◆ What you have to do: Tally the lines of the listing that contain the word "root", then give the total and nothing else.

◆ Supplied data:
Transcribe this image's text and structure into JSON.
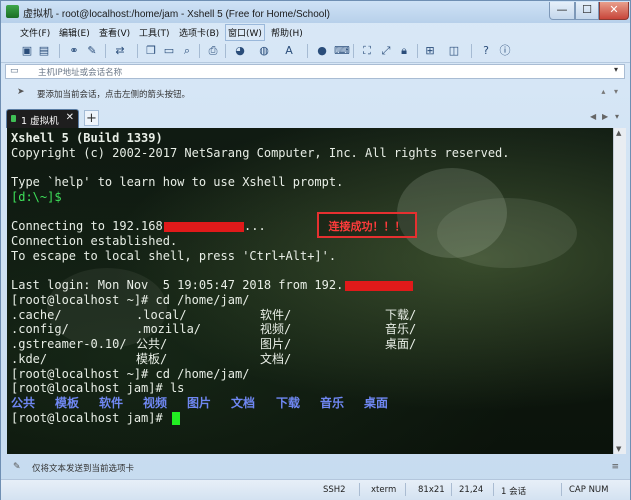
{
  "window": {
    "title": "虚拟机 - root@localhost:/home/jam - Xshell 5 (Free for Home/School)",
    "min_glyph": "—",
    "max_glyph": "☐",
    "close_glyph": "✕"
  },
  "menu": [
    {
      "label": "文件(F)"
    },
    {
      "label": "编辑(E)"
    },
    {
      "label": "查看(V)"
    },
    {
      "label": "工具(T)"
    },
    {
      "label": "选项卡(B)"
    },
    {
      "label": "窗口(W)"
    },
    {
      "label": "帮助(H)"
    }
  ],
  "toolbar_icons": [
    "new-session-icon",
    "open-folder-icon",
    "link-icon",
    "edit-properties-icon",
    "transfer-icon",
    "copy-icon",
    "paste-icon",
    "find-icon",
    "print-icon",
    "color-scheme-icon",
    "globe-icon",
    "font-icon",
    "bold-icon",
    "keyboard-icon",
    "script-icon",
    "fullscreen-icon",
    "lock-icon",
    "compose-icon",
    "add-tab-icon",
    "layout-icon",
    "help-icon",
    "info-icon"
  ],
  "address_bar": {
    "placeholder": "主机IP地址或会话名称",
    "dropdown_glyph": "▾"
  },
  "hint_bar": {
    "text": "要添加当前会话，点击左侧的箭头按钮。",
    "arrows": "▴ ▾"
  },
  "tabs": [
    {
      "label": "1 虚拟机",
      "close": "✕"
    }
  ],
  "tab_add": "+",
  "tab_nav": {
    "prev": "◀",
    "next": "▶",
    "menu": "▾"
  },
  "terminal": {
    "header_build": "Xshell 5 (Build 1339)",
    "header_copy": "Copyright (c) 2002-2017 NetSarang Computer, Inc. All rights reserved.",
    "help_line": "Type `help' to learn how to use Xshell prompt.",
    "local_prompt": "[d:\\~]$",
    "connecting": "Connecting to 192.168",
    "connecting_tail": "...",
    "established": "Connection established.",
    "escape": "To escape to local shell, press 'Ctrl+Alt+]'.",
    "last_login": "Last login: Mon Nov  5 19:05:47 2018 from 192.",
    "cmd_cd_home": "[root@localhost ~]# cd /home/jam/",
    "ls_rows": [
      {
        "c1": ".cache/",
        "c2": ".local/",
        "c3": "软件/",
        "c4": "下载/"
      },
      {
        "c1": ".config/",
        "c2": ".mozilla/",
        "c3": "视频/",
        "c4": "音乐/"
      },
      {
        "c1": ".gstreamer-0.10/",
        "c2": "公共/",
        "c3": "图片/",
        "c4": "桌面/"
      },
      {
        "c1": ".kde/",
        "c2": "模板/",
        "c3": "文档/",
        "c4": ""
      }
    ],
    "cmd_cd_home2": "[root@localhost ~]# cd /home/jam/",
    "cmd_ls": "[root@localhost jam]# ls",
    "ls_output": [
      "公共",
      "模板",
      "软件",
      "视频",
      "图片",
      "文档",
      "下载",
      "音乐",
      "桌面"
    ],
    "final_prompt": "[root@localhost jam]# ",
    "annotation": "连接成功！！！"
  },
  "compose_bar": {
    "text": "仅将文本发送到当前选项卡",
    "menu_glyph": "≡"
  },
  "status_bar": {
    "protocol": "SSH2",
    "terminal_type": "xterm",
    "size": "81x21",
    "position": "21,24",
    "sessions": "1 会话",
    "caps": "CAP NUM"
  },
  "colors": {
    "terminal_bg": "#0b120c",
    "prompt_green": "#3ee05a",
    "dir_blue": "#6f87f2",
    "redaction_red": "#e01a1a",
    "cursor_green": "#22ee22"
  }
}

◆ Task solution: 5